Prompt
Copy out, from the entries below, each line that holds the string "Iniciar".

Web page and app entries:
··········

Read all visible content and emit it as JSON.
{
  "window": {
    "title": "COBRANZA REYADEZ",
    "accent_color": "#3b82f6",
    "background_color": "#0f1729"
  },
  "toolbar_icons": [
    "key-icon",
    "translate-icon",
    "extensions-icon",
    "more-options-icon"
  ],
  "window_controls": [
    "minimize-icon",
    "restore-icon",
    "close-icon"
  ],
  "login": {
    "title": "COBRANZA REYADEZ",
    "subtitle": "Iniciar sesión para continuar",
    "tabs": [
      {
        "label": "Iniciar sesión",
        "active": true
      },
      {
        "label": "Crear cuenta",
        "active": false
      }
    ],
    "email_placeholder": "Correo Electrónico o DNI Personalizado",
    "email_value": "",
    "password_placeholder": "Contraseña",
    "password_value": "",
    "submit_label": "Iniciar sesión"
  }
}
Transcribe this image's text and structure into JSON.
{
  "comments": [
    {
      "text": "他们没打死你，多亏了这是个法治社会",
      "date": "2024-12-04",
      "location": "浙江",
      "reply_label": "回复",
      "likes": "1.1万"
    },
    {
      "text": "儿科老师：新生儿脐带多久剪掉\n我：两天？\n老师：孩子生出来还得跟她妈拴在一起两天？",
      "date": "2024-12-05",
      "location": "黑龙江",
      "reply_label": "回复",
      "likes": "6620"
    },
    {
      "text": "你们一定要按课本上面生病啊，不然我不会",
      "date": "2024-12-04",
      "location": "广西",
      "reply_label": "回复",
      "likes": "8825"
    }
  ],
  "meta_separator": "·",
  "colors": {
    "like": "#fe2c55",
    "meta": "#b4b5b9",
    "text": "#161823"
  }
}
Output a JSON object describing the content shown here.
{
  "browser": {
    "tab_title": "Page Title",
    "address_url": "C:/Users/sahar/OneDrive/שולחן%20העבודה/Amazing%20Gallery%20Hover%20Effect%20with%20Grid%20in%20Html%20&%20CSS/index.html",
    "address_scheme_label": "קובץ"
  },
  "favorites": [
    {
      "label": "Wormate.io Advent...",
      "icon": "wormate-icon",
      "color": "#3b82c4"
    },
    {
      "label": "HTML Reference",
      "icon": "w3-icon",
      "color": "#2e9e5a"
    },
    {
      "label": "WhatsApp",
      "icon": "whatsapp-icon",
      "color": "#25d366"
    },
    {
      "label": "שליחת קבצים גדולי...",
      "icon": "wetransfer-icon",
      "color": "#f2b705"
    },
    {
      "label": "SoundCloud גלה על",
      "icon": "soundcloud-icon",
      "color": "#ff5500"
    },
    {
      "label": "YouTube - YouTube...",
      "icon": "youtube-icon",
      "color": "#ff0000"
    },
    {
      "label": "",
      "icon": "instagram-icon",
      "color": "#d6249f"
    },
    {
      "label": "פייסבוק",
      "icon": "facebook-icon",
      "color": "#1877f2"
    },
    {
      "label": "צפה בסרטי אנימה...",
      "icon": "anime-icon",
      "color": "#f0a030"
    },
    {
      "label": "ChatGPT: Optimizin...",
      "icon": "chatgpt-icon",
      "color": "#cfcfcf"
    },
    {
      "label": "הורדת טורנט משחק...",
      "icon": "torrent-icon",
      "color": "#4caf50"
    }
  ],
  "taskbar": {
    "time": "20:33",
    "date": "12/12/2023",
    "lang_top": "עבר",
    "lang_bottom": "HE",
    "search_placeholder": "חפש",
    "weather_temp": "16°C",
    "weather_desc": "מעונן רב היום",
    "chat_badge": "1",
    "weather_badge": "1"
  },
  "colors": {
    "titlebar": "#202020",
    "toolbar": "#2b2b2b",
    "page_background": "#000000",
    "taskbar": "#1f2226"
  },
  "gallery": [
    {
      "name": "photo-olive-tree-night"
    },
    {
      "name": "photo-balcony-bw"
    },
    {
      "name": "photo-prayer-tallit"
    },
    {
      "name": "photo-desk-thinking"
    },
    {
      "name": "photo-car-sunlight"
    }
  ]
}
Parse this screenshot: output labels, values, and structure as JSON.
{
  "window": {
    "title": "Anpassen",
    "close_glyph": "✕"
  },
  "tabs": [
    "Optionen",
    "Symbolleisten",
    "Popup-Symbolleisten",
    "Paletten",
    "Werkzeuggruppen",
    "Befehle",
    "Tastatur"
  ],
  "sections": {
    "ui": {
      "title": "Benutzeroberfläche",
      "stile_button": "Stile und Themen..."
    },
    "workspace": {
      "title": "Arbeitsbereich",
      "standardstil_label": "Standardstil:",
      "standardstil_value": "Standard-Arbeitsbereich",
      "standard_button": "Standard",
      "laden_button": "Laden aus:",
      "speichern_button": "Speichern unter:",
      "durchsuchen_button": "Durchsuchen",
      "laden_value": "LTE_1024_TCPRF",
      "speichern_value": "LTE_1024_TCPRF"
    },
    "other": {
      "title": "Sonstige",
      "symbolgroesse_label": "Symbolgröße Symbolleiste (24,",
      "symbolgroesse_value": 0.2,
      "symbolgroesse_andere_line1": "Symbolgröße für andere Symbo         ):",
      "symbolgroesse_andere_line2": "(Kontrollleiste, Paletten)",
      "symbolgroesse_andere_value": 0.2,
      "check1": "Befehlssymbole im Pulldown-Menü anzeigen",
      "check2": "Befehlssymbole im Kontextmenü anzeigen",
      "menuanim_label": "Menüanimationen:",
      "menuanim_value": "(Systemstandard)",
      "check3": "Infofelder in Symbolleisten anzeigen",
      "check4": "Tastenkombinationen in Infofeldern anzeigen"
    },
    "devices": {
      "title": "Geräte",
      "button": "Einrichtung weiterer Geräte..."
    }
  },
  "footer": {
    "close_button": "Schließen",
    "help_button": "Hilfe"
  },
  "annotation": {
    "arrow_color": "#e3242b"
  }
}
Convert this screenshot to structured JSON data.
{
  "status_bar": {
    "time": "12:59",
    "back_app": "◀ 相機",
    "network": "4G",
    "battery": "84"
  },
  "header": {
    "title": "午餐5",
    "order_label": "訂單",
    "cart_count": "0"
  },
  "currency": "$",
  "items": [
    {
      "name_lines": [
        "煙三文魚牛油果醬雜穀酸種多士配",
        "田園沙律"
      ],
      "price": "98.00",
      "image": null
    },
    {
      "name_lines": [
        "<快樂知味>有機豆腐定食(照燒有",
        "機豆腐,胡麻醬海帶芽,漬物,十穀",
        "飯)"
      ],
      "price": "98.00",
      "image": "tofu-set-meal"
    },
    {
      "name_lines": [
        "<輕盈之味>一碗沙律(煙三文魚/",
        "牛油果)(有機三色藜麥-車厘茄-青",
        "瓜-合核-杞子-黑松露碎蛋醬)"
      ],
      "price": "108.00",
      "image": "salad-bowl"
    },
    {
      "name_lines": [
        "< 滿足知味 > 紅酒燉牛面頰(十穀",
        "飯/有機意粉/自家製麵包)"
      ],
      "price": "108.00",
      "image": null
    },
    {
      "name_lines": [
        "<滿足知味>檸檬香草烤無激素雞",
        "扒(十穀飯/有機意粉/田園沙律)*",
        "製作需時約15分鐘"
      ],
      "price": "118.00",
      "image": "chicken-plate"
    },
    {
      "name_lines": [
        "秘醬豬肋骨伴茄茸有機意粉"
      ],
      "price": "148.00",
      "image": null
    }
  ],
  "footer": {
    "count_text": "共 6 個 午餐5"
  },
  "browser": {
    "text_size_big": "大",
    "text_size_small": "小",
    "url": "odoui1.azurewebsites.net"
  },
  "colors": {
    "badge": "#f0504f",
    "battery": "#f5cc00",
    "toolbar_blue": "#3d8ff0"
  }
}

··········

Solution
    "subtitle": "Iniciar sesión para continuar",
        "label": "Iniciar sesión",
    "submit_label": "Iniciar sesión"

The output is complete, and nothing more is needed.